3. The criterion of undue harshness sets a bar which is elevated and carries a much stronger emphasis than undesirability.
4. The essential question is whether the harshness caused to the partner or child is of a sufficiently elevated degree.
5. The Tribunal will not err in law if it carefully evaluates the likely effect of deportation on a particular child and decides it is merely harsh but not unduly harsh.
6. It is not necessarily wrong to describe “an ordinary” level of harshness but it may be misleading if used incautiously.
7. There is no reason why undue harshness may not occur quite commonly.
8. How a child will be affected by a parent’s deportation will depend on an almost infinitely variable range of circumstances and it is not possible to identify a baseline of ordinariness.
9. Undue harshness is an objectively measurable standard.
10. The Tribunal must made an informed evaluative assessment and carefully analyse all relevant factors.
27. The judge said that he applied the reasoning in Imran; however, the Court of Appeal in MI found that the UT had erred in applying the unduly harsh test. Moreover, the judge did not refer to the correct test set out by the Court of Appeal and endorsed by the Supreme Court. The judge’s reference to “special circumstances” supports the application of the wrong test. While Mr Clarke submitted that the judge did not apply the notional comparator test, this is difficult to reconcile with what the judge said, particularly considered the final sentence of paragraph 51 ( the reference to normal family life) and the final sentence of paragraph 52 (the reference to every child). I conclude that the judge applied the wrong test and this amounts to an error of law.
28. I accept Mr Clarke’s argument that the judge evaluated the likely effect of deportation on the Appellant’s children and partner. The judge took into account all the evidence and made findings that were open to him on the evidence. He properly directed himself in respect of and applied MK. He had the advantage of hearing oral evidence from the Appellant and his partner. He was entitled to take into account that that was no expert evidence concerning the impact of deportation on the children. He was entitled to find aspects of the evidence vague. He was entitled to conclude that the Appellant’s partner would find alternative employment in the event of the Appellant’s deportation and that the children would be able to seek emotional support from their mother and family.
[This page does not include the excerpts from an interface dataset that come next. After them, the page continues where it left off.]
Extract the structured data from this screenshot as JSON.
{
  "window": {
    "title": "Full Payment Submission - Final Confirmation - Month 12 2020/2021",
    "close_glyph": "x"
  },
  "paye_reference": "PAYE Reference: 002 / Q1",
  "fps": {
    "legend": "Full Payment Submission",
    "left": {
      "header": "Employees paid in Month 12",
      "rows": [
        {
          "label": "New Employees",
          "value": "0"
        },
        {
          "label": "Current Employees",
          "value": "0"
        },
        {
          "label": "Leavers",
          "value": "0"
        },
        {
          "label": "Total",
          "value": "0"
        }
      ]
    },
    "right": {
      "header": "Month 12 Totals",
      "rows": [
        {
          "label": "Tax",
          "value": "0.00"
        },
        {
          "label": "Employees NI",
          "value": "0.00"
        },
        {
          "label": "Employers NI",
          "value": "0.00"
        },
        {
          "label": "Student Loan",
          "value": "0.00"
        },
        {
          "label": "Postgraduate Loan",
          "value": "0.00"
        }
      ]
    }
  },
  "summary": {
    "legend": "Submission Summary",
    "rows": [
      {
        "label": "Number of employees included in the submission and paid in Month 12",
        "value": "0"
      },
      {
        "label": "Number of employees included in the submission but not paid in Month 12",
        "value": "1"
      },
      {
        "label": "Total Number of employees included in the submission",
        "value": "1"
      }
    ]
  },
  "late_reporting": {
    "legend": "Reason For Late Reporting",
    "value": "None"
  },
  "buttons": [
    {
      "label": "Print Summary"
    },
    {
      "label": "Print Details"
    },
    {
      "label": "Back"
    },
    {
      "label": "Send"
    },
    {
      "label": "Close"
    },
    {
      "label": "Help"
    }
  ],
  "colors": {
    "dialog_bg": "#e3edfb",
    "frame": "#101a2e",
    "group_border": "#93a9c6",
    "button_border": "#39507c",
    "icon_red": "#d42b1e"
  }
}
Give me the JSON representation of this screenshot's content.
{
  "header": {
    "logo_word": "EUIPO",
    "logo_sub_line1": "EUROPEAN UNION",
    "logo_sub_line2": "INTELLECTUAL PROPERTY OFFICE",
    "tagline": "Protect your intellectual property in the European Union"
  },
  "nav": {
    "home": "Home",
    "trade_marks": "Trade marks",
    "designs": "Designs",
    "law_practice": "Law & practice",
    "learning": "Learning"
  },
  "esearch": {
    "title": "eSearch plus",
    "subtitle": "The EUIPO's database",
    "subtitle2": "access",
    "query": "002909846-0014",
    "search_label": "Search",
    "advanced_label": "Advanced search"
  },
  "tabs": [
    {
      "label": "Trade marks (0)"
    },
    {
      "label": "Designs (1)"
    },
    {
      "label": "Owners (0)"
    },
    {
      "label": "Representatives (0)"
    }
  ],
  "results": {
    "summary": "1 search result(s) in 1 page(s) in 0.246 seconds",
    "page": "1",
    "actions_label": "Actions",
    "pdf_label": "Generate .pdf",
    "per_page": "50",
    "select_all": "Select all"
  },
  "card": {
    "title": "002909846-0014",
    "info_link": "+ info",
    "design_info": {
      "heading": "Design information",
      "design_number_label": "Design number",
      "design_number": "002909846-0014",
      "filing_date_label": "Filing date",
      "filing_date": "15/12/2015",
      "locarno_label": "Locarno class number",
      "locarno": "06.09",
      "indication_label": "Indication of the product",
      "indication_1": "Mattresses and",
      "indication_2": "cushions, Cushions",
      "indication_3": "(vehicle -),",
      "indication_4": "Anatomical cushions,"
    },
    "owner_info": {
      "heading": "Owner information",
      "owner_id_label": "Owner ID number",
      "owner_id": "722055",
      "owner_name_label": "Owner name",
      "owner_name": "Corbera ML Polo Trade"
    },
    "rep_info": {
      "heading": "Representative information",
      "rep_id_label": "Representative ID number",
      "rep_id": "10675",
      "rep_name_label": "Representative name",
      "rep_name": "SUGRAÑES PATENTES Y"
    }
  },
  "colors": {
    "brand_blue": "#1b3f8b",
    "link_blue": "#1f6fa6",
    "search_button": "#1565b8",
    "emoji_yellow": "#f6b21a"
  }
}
The Appellant was not represented at the hearing before me; however, he was represented at the hearing before the First-tier Tribunal. I have considered the statements of evidence that were before the judge. The judge made an assessment on the evidence before him.
29. The criterion of undue harshness sets a bar that is elevated and is stronger than undesirable. The problem with the Appellant’s case is that there was no evidence before the First-tier Tribunal that the harshness caused to the children or Appellant’s partner was of a sufficiently elevated degree to meet the test. The judge made sustainable findings which did not support the Appellant’s case from which it follows that the elevated test could not be met.
30. I have considered the grounds of appeal in their entirely and I agree with the observations made by UTJ Blundell. The grounds of appeal were drafted by the Appellant’s solicitors. There is no cogent argument advanced therein that the judge did not take into account material evidence or that he made insufficient findings of fact.
31. The judge did not make an error of law that makes any difference to the outcome in this case taking into account the evidence that was before the First-tier Tribunal. The decision of the First-tier Tribunal to dismiss the Appellant’s appeal is maintained.
Notice of Decision
The Appellant’s appeal is dismissed
Judge of the Upper Tribunal
Immigration and Asylum Chamber
19 October 2023